Our view: Hold
Share price: 573p (-0.5p)
Investors do not look to water companies for short-term thrills, and the sector does not disappoint. Yesterday's half-year trading update from United Utilities is a case in point. It confirmed that the company is trading in line with forecasts. And the nearest thing to excitement – the five-year regulated pricing settlement imposed by Ofwat last November? Well, it is panning out as anticipated.
United is Britain's largest listed water company, with seven million customers in the North-east of England. In line with the Ofwat settlement, it is being forced to cut prices by 4.3 per cent in the first year, and it is on course to report a lower operating profit this year than last.
But it is working hard to cut costs, improve efficiency and ensure that it returns to growth. In the short term, its chief executive, Philip Green, is selling out of all non-regulated activities. United has disposed of £600m of assets around the world in the past 12 months. With the consistent focus on core activities and the low cost of its debt portfolio, Mr Green said yesterday that United was "well positioned to deliver outperformance over the 2010-15 regulatory period".
Even with this year's lower profit, and the full-year dividend reduced by 12.5 per cent to 30p, United Utilities is an attractive stock.
Jonathan Jackson, the head of equities at Killik & Co, said: "For those investors looking for a degree of protection against inflation over the next five years, United Utilities is a worthwhile investment and currently offers a 5.3 per cent prospective yield."
For investors moving into utilities from elsewhere, there may be better options. But for existing holders of United Utilities, the outlook is reliably stable, so hold.
Our view: Sell
Share price: 8.5p (-0.5p)
Readers of a certain generation may well remember the vinyl-spinning antics of Bruno Brookes, the former Radio 1 disc jockey. Investors in his Immedia Group, which provides bespoke radio stations for shops, may not be quite so enamoured.

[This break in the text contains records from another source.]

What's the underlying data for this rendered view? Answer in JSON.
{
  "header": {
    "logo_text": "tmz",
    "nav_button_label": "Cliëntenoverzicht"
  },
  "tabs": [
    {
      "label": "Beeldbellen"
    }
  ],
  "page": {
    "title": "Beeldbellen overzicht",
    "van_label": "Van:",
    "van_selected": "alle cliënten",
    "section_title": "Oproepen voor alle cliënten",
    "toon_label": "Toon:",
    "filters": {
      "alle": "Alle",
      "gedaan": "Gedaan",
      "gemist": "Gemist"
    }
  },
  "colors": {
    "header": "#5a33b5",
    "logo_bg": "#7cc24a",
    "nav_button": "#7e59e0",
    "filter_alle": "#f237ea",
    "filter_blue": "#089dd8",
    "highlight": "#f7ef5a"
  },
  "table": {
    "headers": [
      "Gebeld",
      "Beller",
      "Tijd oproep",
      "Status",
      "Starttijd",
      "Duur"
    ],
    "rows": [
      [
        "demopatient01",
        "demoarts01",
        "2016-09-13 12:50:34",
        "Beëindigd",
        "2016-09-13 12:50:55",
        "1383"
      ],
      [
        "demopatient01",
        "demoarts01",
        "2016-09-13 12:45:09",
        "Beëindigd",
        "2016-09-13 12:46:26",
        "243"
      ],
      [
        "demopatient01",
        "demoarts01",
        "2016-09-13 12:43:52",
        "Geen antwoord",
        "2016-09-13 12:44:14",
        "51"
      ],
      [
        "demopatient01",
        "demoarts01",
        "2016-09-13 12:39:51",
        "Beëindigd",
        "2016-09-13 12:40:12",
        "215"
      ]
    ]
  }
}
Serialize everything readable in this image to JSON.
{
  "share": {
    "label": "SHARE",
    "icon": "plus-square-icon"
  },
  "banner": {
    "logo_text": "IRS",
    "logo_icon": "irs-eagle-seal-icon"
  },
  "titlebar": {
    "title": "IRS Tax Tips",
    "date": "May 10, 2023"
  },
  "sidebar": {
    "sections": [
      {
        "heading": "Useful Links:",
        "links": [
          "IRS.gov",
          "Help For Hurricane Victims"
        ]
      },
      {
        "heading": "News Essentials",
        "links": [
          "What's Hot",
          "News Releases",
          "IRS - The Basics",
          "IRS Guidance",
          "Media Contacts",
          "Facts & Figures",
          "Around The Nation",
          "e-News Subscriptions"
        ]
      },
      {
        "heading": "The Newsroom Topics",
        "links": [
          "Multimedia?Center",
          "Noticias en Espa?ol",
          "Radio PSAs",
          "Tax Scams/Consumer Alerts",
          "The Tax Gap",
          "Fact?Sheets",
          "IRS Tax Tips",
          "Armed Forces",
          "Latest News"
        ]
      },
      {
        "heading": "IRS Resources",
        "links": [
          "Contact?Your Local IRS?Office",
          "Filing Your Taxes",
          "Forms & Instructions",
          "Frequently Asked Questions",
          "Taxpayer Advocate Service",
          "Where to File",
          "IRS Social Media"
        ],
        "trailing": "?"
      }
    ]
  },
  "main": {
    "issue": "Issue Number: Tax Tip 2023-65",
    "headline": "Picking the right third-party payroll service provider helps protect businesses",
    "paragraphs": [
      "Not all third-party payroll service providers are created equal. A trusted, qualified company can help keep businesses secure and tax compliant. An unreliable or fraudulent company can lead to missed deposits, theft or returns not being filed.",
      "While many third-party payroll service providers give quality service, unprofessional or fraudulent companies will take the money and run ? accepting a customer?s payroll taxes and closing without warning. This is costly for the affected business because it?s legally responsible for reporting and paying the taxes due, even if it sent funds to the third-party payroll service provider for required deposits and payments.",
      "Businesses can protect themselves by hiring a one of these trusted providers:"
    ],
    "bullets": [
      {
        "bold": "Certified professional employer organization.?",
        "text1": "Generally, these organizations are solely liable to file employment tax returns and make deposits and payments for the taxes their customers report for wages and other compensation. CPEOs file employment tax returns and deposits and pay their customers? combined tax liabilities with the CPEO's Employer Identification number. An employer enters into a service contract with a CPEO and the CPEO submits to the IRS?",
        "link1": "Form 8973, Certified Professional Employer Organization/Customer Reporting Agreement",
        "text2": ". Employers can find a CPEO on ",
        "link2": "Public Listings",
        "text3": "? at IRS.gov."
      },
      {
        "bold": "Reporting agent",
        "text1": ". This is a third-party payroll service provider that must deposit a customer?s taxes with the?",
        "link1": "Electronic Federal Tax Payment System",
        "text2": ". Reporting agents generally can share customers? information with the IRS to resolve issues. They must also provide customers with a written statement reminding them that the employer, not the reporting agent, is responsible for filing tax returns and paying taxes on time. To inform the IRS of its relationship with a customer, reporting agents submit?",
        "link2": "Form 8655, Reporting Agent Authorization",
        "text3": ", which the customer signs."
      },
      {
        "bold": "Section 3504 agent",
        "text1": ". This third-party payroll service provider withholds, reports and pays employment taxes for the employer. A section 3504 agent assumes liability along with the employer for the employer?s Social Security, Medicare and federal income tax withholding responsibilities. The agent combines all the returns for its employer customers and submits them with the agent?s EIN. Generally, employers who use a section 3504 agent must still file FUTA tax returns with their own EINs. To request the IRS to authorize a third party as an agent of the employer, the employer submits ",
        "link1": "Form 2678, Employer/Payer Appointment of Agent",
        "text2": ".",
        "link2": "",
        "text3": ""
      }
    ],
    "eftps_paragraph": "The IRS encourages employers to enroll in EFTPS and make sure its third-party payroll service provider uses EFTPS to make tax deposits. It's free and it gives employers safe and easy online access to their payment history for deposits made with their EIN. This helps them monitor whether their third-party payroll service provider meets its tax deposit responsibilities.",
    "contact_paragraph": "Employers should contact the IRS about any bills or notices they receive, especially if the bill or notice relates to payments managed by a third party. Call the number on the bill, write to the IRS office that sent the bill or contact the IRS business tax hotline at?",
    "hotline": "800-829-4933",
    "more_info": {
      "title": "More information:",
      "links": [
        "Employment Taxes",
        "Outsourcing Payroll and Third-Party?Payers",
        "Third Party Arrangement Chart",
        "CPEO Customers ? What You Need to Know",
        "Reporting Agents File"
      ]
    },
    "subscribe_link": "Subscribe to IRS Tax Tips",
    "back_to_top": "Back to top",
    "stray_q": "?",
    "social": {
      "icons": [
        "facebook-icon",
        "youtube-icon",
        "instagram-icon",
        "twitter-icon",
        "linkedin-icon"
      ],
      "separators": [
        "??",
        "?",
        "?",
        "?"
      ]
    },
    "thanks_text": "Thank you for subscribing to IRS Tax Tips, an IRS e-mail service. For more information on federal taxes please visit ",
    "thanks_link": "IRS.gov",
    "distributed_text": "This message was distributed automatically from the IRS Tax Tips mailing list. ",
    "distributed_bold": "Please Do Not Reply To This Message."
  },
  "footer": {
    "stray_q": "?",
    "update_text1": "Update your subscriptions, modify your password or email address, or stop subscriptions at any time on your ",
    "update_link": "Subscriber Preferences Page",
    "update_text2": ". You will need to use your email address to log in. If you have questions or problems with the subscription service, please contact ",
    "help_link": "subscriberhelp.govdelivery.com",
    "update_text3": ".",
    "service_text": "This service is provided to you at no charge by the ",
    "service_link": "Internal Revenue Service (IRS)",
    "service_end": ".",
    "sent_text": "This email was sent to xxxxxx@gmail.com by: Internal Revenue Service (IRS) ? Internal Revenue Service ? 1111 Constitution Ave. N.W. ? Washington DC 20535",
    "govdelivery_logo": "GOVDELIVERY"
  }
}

The shares were placed at 113.5p when the company listed on the Alternative Investment Market in 2003, and hit a peak of 121p the following year. But that was as good as it got, because the stock price fell as fast as Chesney Hawkes's singing career, to 24p in 2006. The shares are now sitting at about 9p with little prospect of much upside. And Immedia's results for the first half of the year were hardly music to the ears yesterday.
It is a tough time for the company. The radio industry has been struggling for a while, and the retail environment still bears the scars of recession. Immedia reported yesterday that its first-half operating loss had widened from £40,615 in the first half of 2009 to £100,375 this year. Revenues retreated slightly to £1.71m.
Brookes, who is chief executive of Immedia, said the results reflected the "difficult conditions prevailing in the UK" as well as a change in the mix of business. He said the company had slashed its costs and was looking forward to the launch of a new service before the end of the year. That mystery launch may be Immedia's salvation but we remain sceptical. Sell.
Our view: Buy
Share price: 146.5p (-11.5p)
Shares in Songbird Estates fell by about 7 per cent last night following the release of the property company's half-year figures, but the slide had more to do with fresh plans for a cash call.
The group, which owns most of the Canary Wharf complex in London, detailed a fully underwritten open offer to raise net proceeds of £135m. The money will be used to refinance a £135m shareholder loan from the time of the company's fund-raising last year. Importantly, it removes an overhang and allows Songbird to simplify its balance sheet, which is positive news.
In terms of performance, its net asset value of 178p per share at the end of June was lower than some expected. But, as Evolution highlighted, it made sense, given that Songbird took a hit from the lease incentive on the Lehman Brothers building being written off.
We await more detail on JPMorgan's site at Riverside South. Reports that the US investment bank may leave the premises and move into the Lehman building at 25 Bank Street were noted in The Independent earlier this month. But if JPMorgan does change its plans, given the previous writedown on the value of the property and assuming comparable valuations and a lease of 15 to 25 years, Songbird's NAV could rise by about 20p to 25p per share, according to analysts at KBC.
This, coupled with the fact that the shares continue to trade at a chunky discount to NAV, points to a buy.